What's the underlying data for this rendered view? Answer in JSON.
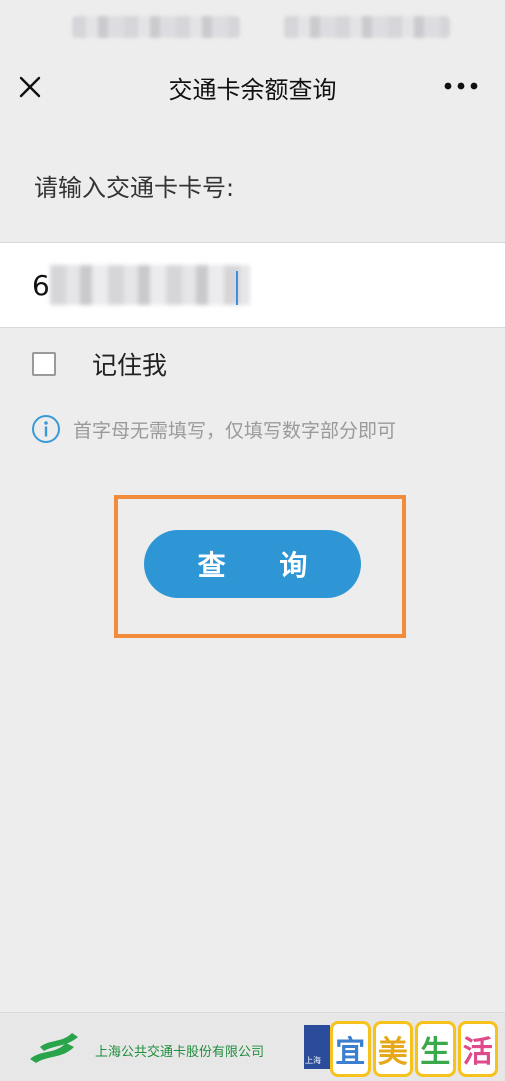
{
  "nav": {
    "title": "交通卡余额查询"
  },
  "form": {
    "prompt": "请输入交通卡卡号:",
    "card_number_visible": "6",
    "remember_label": "记住我",
    "remember_checked": false,
    "hint": "首字母无需填写，仅填写数字部分即可",
    "submit_label": "查 询"
  },
  "footer": {
    "company": "上海公共交通卡股份有限公司",
    "partner_text": "上海",
    "watermark_chars": [
      "宜",
      "美",
      "生",
      "活"
    ]
  },
  "colors": {
    "accent": "#2f96d6",
    "highlight": "#f28c3a",
    "brand_green": "#1f8e3c",
    "watermark_border": "#f6c21b"
  },
  "icons": [
    "close-icon",
    "more-icon",
    "info-icon",
    "checkbox-icon",
    "brand-logo"
  ]
}
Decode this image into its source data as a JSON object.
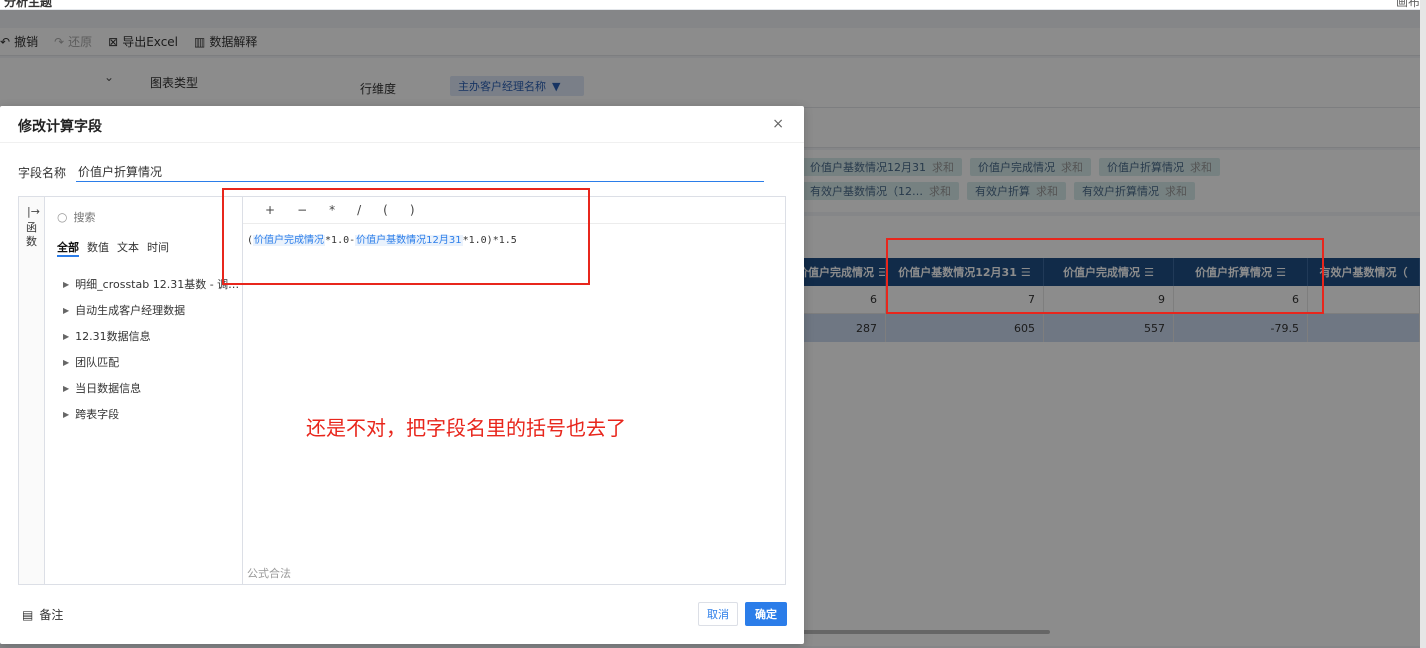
{
  "app": {
    "title": "分析主题",
    "top_right": "画布",
    "toolbar": {
      "undo": "撤销",
      "redo": "还原",
      "export_excel": "导出Excel",
      "data_explain": "数据解释"
    },
    "config": {
      "chart_type_label": "图表类型",
      "row_dim_label": "行维度",
      "row_dim_pill": "主办客户经理名称"
    },
    "measures": [
      {
        "name": "价值户基数情况12月31",
        "agg": "求和"
      },
      {
        "name": "价值户完成情况",
        "agg": "求和"
      },
      {
        "name": "价值户折算情况",
        "agg": "求和"
      },
      {
        "name": "有效户基数情况（12…",
        "agg": "求和"
      },
      {
        "name": "有效户折算",
        "agg": "求和"
      },
      {
        "name": "有效户折算情况",
        "agg": "求和"
      }
    ],
    "grid": {
      "headers": [
        "价值户完成情况",
        "价值户基数情况12月31",
        "价值户完成情况",
        "价值户折算情况",
        "有效户基数情况（"
      ],
      "rows": [
        [
          "6",
          "7",
          "9",
          "6",
          ""
        ],
        [
          "287",
          "605",
          "557",
          "-79.5",
          ""
        ]
      ]
    }
  },
  "modal": {
    "title": "修改计算字段",
    "close": "×",
    "field_label": "字段名称",
    "field_value": "价值户折算情况",
    "rail_text": "函数",
    "search_placeholder": "搜索",
    "filters": [
      "全部",
      "数值",
      "文本",
      "时间"
    ],
    "tree": [
      "明细_crosstab 12.31基数 - 调…",
      "自动生成客户经理数据",
      "12.31数据信息",
      "团队匹配",
      "当日数据信息",
      "跨表字段"
    ],
    "operators": [
      "+",
      "−",
      "*",
      "/",
      "(",
      ")"
    ],
    "formula": {
      "open": "(",
      "field1": "价值户完成情况",
      "mid1": "*1.0-",
      "field2": "价值户基数情况12月31",
      "tail": "*1.0)*1.5"
    },
    "formula_status": "公式合法",
    "note": "备注",
    "cancel": "取消",
    "ok": "确定"
  },
  "annotation": {
    "text": "还是不对，把字段名里的括号也去了",
    "color": "#e8261c"
  }
}
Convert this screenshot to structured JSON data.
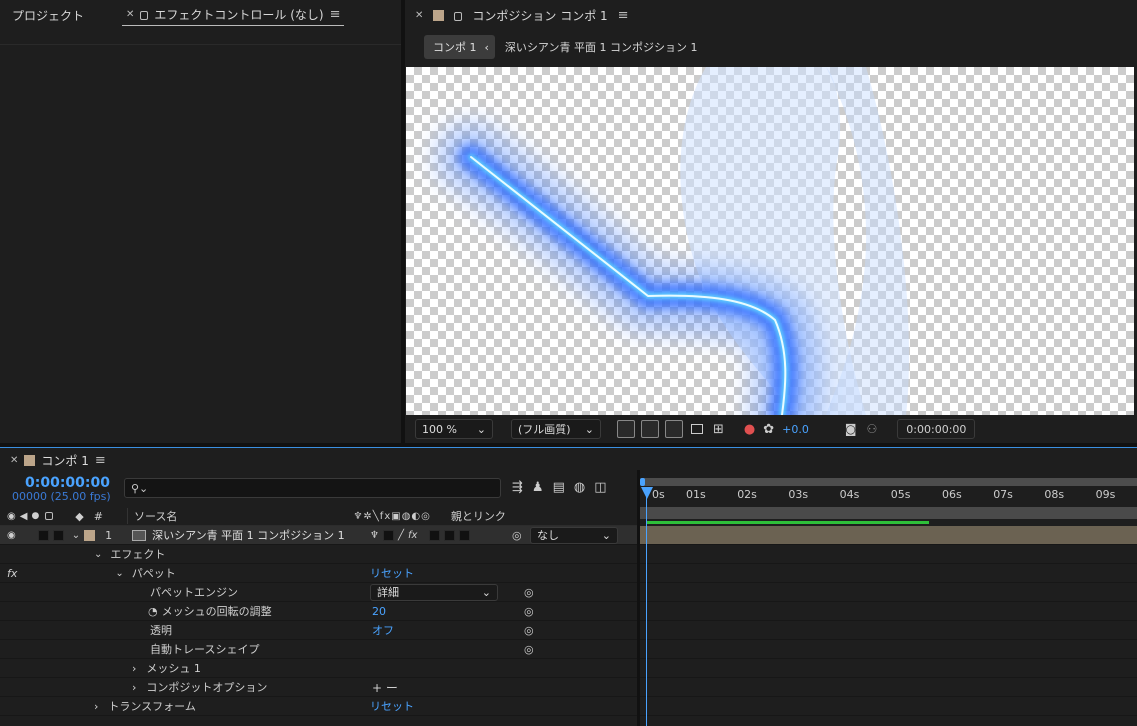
{
  "project_panel": {
    "title": "プロジェクト"
  },
  "effect_controls_panel": {
    "title": "エフェクトコントロール (なし)"
  },
  "comp_panel": {
    "title": "コンポジション コンポ 1",
    "breadcrumb_current": "コンポ 1",
    "breadcrumb_next": "深いシアン青 平面 1 コンポジション 1",
    "zoom": "100 %",
    "resolution": "(フル画質)",
    "exposure": "+0.0",
    "timecode": "0:00:00:00"
  },
  "timeline": {
    "tab_label": "コンポ 1",
    "current_time": "0:00:00:00",
    "frame_info": "00000 (25.00 fps)",
    "search_placeholder": "",
    "col_hash": "#",
    "col_source": "ソース名",
    "col_parent": "親とリンク",
    "ruler_labels": [
      "0s",
      "01s",
      "02s",
      "03s",
      "04s",
      "05s",
      "06s",
      "07s",
      "08s",
      "09s"
    ],
    "layer": {
      "number": "1",
      "name": "深いシアン青 平面 1 コンポジション 1",
      "parent": "なし"
    },
    "effects_group": "エフェクト",
    "fx_label": "fx",
    "puppet": {
      "name": "パペット",
      "reset": "リセット"
    },
    "props": {
      "engine_label": "パペットエンジン",
      "engine_value": "詳細",
      "mesh_rotation_label": "メッシュの回転の調整",
      "mesh_rotation_value": "20",
      "transparent_label": "透明",
      "transparent_value": "オフ",
      "auto_trace_label": "自動トレースシェイプ",
      "mesh_label": "メッシュ 1",
      "composite_label": "コンポジットオプション",
      "composite_value": "+ ー"
    },
    "transform": {
      "label": "トランスフォーム",
      "reset": "リセット"
    }
  },
  "colors": {
    "accent": "#4aa3ff",
    "comp_swatch": "#bca58a",
    "work_bar": "#2fbf3a",
    "layer_bar": "#6b6252"
  }
}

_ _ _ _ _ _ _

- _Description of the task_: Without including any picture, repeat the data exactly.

- _Expected answer_:
What's the underlying data for this rendered view? Answer in JSON.
{
  "nav": {
    "title": "交通卡余额查询"
  },
  "form": {
    "prompt": "请输入交通卡卡号:",
    "card_number_visible": "6",
    "remember_label": "记住我",
    "remember_checked": false,
    "hint": "首字母无需填写，仅填写数字部分即可",
    "submit_label": "查 询"
  },
  "footer": {
    "company": "上海公共交通卡股份有限公司",
    "partner_text": "上海",
    "watermark_chars": [
      "宜",
      "美",
      "生",
      "活"
    ]
  },
  "colors": {
    "accent": "#2f96d6",
    "highlight": "#f28c3a",
    "brand_green": "#1f8e3c",
    "watermark_border": "#f6c21b"
  },
  "icons": [
    "close-icon",
    "more-icon",
    "info-icon",
    "checkbox-icon",
    "brand-logo"
  ]
}
Decode this image into its source data as a JSON object.
{
  "app": {
    "title": "分析主题",
    "top_right": "画布",
    "toolbar": {
      "undo": "撤销",
      "redo": "还原",
      "export_excel": "导出Excel",
      "data_explain": "数据解释"
    },
    "config": {
      "chart_type_label": "图表类型",
      "row_dim_label": "行维度",
      "row_dim_pill": "主办客户经理名称"
    },
    "measures": [
      {
        "name": "价值户基数情况12月31",
        "agg": "求和"
      },
      {
        "name": "价值户完成情况",
        "agg": "求和"
      },
      {
        "name": "价值户折算情况",
        "agg": "求和"
      },
      {
        "name": "有效户基数情况（12…",
        "agg": "求和"
      },
      {
        "name": "有效户折算",
        "agg": "求和"
      },
      {
        "name": "有效户折算情况",
        "agg": "求和"
      }
    ],
    "grid": {
      "headers": [
        "价值户完成情况",
        "价值户基数情况12月31",
        "价值户完成情况",
        "价值户折算情况",
        "有效户基数情况（"
      ],
      "rows": [
        [
          "6",
          "7",
          "9",
          "6",
          ""
        ],
        [
          "287",
          "605",
          "557",
          "-79.5",
          ""
        ]
      ]
    }
  },
  "modal": {
    "title": "修改计算字段",
    "close": "×",
    "field_label": "字段名称",
    "field_value": "价值户折算情况",
    "rail_text": "函数",
    "search_placeholder": "搜索",
    "filters": [
      "全部",
      "数值",
      "文本",
      "时间"
    ],
    "tree": [
      "明细_crosstab 12.31基数 - 调…",
      "自动生成客户经理数据",
      "12.31数据信息",
      "团队匹配",
      "当日数据信息",
      "跨表字段"
    ],
    "operators": [
      "+",
      "−",
      "*",
      "/",
      "(",
      ")"
    ],
    "formula": {
      "open": "(",
      "field1": "价值户完成情况",
      "mid1": "*1.0-",
      "field2": "价值户基数情况12月31",
      "tail": "*1.0)*1.5"
    },
    "formula_status": "公式合法",
    "note": "备注",
    "cancel": "取消",
    "ok": "确定"
  },
  "annotation": {
    "text": "还是不对，把字段名里的括号也去了",
    "color": "#e8261c"
  }
}
Convert this screenshot to structured JSON data.
{
  "project_panel": {
    "title": "プロジェクト"
  },
  "effect_controls_panel": {
    "title": "エフェクトコントロール (なし)"
  },
  "comp_panel": {
    "title": "コンポジション コンポ 1",
    "breadcrumb_current": "コンポ 1",
    "breadcrumb_next": "深いシアン青 平面 1 コンポジション 1",
    "zoom": "100 %",
    "resolution": "(フル画質)",
    "exposure": "+0.0",
    "timecode": "0:00:00:00"
  },
  "timeline": {
    "tab_label": "コンポ 1",
    "current_time": "0:00:00:00",
    "frame_info": "00000 (25.00 fps)",
    "search_placeholder": "",
    "col_hash": "#",
    "col_source": "ソース名",
    "col_parent": "親とリンク",
    "ruler_labels": [
      "0s",
      "01s",
      "02s",
      "03s",
      "04s",
      "05s",
      "06s",
      "07s",
      "08s",
      "09s"
    ],
    "layer": {
      "number": "1",
      "name": "深いシアン青 平面 1 コンポジション 1",
      "parent": "なし"
    },
    "effects_group": "エフェクト",
    "fx_label": "fx",
    "puppet": {
      "name": "パペット",
      "reset": "リセット"
    },
    "props": {
      "engine_label": "パペットエンジン",
      "engine_value": "詳細",
      "mesh_rotation_label": "メッシュの回転の調整",
      "mesh_rotation_value": "20",
      "transparent_label": "透明",
      "transparent_value": "オフ",
      "auto_trace_label": "自動トレースシェイプ",
      "mesh_label": "メッシュ 1",
      "composite_label": "コンポジットオプション",
      "composite_value": "+ ー"
    },
    "transform": {
      "label": "トランスフォーム",
      "reset": "リセット"
    }
  },
  "colors": {
    "accent": "#4aa3ff",
    "comp_swatch": "#bca58a",
    "work_bar": "#2fbf3a",
    "layer_bar": "#6b6252"
  }
}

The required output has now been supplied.